Throwable & co.

The Throwable interface has been introduced to represent a whole new exception architecture in PHP. Thus, to be compatible with incoming PHP versions, you might want to use this interface in some cases. Hopefully, the Throwable interface will be created for you if it does not exists.

try {
} catch (Throwable $e) {


Hoa\Consistency\Autoloader is a PSR-4 compatible autoloader. It simply works as follows:

The API also provides the load method to force the load of an entity, unregister to unregister the autoloader, getRegisteredAutoloaders to get a list of all registered autoloaders etc.

For instance, to map the Foo\Bar namespace to the Source/ directory:

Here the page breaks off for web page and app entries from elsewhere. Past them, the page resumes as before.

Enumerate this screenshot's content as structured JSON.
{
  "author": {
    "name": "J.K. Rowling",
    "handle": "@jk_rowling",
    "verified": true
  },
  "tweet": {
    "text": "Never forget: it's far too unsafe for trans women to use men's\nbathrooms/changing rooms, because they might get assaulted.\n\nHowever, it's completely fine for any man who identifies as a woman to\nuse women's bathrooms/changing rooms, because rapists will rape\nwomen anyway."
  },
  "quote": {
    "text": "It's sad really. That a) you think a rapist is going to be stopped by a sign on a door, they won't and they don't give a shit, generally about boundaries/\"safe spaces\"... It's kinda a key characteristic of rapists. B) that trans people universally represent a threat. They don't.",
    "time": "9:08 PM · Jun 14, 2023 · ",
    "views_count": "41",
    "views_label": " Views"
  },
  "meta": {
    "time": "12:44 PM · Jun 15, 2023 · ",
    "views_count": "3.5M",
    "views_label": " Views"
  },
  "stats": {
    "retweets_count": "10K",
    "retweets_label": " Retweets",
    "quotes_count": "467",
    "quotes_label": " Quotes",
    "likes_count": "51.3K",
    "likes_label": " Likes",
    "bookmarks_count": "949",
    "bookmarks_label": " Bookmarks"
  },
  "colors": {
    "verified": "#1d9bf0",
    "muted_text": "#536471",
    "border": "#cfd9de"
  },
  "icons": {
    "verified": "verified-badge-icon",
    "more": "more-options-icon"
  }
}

$autoloader = new Hoa\Consistency\Autoloader();
$autoloader->addNamespace('Foo\Bar', 'Source');

$baz = new Foo\Bar\Baz(); // automatically loaded!


Xcallables are “extended callables”. It is a unified API to invoke callables of any kinds, and also extends some Hoa's API (like Hoa\Event or Hoa\Stream). It understands the following kinds:

To use it, simply instanciate the Hoa\Consistency\Xcallable class and use it as a function:

$xcallable = new Hoa\Consistency\Xcallable('strtoupper');

 * Will output:
 *     string(3) "FOO"

The Hoa\Consistency\Xcallable::distributeArguments method invokes the callable but the arguments are passed as an array:


This is also possible to get a unique hash of the callable:


 * Will output:
 *     string(19) "function#strtoupper"

Finally, this is possible to get a reflection instance of the current callable (can be of kind ReflectionFunction, ReflectionClass, ReflectionMethod or ReflectionObject):


 * Will output:
 *     object(ReflectionFunction)#42 (1) {
 *       ["name"]=>
 *       string(10) "strtoupper"
 *     }

When the object is set but not the method, the latter will be deduced if possible. If the object is of kind Hoa\Stream, then according to the type of the arguments given to the callable, the writeInteger, writeString, writeArray etc. method will be used. If the argument is of kind Hoa\Event\Bucket, then the method name will be deduced based on the data contained inside the event bucket. This is very handy. For instance, the following example will work seamlessly:

    ->attach(new Hoa\File\Write('Exceptions.log'));

The attach method on Hoa\Event\Event transforms its argument as an xcallable. In this particular case, the method to call is unknown, we only have an object (of kind Hoa\File\Write). However, because this is a stream, the method will be deduced according to the data contained in the event bucket fired on the hoa://Event/Exception event channel.

An error or a suggestion about the documentation? Contributions are welcome!